%%
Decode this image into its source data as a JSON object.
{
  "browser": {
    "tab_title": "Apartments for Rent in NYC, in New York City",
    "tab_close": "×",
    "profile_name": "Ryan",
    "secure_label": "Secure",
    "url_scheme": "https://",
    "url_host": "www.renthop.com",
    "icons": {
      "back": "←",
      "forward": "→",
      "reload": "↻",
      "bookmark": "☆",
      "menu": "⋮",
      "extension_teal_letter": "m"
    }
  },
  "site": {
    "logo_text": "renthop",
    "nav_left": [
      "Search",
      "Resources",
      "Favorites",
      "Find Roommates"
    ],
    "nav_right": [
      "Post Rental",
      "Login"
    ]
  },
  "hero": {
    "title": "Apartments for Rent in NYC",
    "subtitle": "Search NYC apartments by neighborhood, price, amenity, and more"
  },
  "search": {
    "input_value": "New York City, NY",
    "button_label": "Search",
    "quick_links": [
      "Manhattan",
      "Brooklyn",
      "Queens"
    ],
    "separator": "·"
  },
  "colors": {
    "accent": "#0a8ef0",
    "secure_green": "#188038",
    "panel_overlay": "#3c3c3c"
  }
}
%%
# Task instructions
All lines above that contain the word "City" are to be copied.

# Task output
    "tab_title": "Apartments for Rent in NYC, in New York City",
    "input_value": "New York City, NY",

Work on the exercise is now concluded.